Sen. Charles Clements, R-Wetzel, chairman of the Senate Transportation and Infrastructure Committee and a former member of the blue-ribbon commission, said figuring out how to fund West Virginia’s road and bridge repairs has long been a difficult issue. 

“The thing that I saw [when working on the commission] so much the time was everybody agreed on the need,” Clements said. “But the question came down is, ‘How are we going to pay for it?’”

Only so far…

The infrastructure bill will certainly help.

According to White House projections, West Virginia should expect to receive $3 billion for its highways from the infrastructure bill.

The bill sets aside at least another $506 million for state bridges, though West Virginia can apply for more though the $12.5 billion Bridge Investment Program, meant for “economically significant bridges,” and a different nearly $16 billion pot of money meant for major projects that “will deliver substantial economic benefits to communities.”

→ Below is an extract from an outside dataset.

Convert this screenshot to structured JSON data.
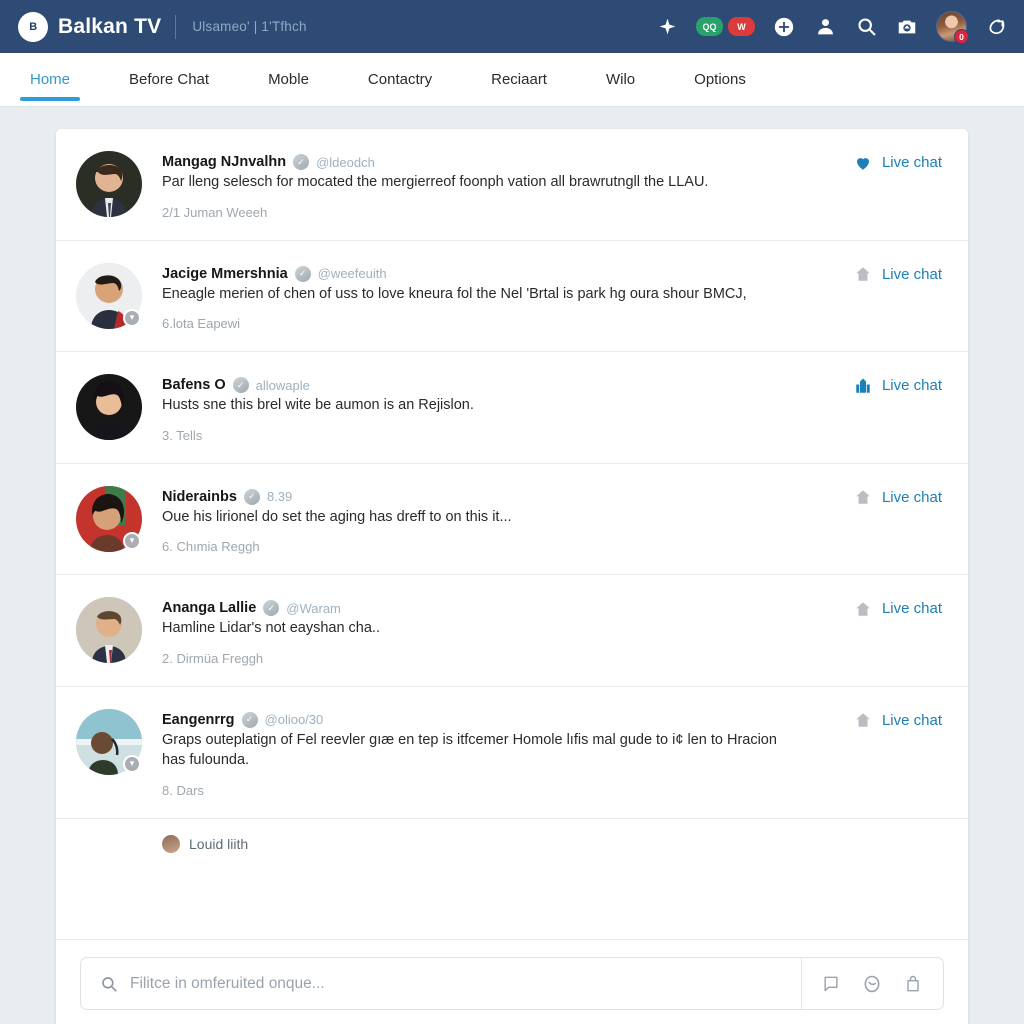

And that’s not all the money the state has to work with for roads and bridges. It will combine with the Division of Highways’ spending, which this fiscal year got $1.38 billion in the annual budget. This amount is made up of both state and federal money, but it’s not much more than the department got in 2015, when the blue-ribbon commission recommended that the state spend an additional $750 million dollars annually on road repairs.

There’s also $150 million in surplus money that the Legislature sent to road repairs in June, and the $50 million in state CARES Act money Justice controversially set aside for repairs in 202o. Plus, there’s Justice’s approximately $2.8 billion Roads to Prosperity program, funded by the gas tax, vehicle sales tax and bonds. Secretary Wriston said the program saved the state. Still, he said more long-term funding is needed for road and bridge infrastructure.

“Funding that is long-term and predictable is what’s required to create a modern, safe highway system,” he said. “Our infrastructure has to last a long time, so it deserves long-term funding.” 

The ASCE report card estimates that the cost for bridges alone — to replace, widen, strengthen and repair — would be around $2.9 billion. 

Sen. Baldwin said sustaining this kind of spending can be hard in West Virginia, largely because of the state’s small tax base. 

“We have a population problem in West Virginia, and our population problem is driving our revenue problem, which is driving our degrading infrastructure problem,” he said. “Long term, we’ve got to reverse our population trend in order to have enough people here that have enough revenue to sustain infrastructure.”

Sen. Clements said the answer of how to pay for this sort of long-term spending gets even more difficult when considering the future of transportation: as more people transition to hybrid and electric vehicles, the gas tax, the state road fund’s largest funding source, will become less productive.

“We need to be looking down the road now,” Clements said. 

Douglas Soule is a Report for America corps member who covers business and economic development. A Bridgeport native, he worked as an intern at the Charleston Gazette-Mail. He has served as editor-in-chief...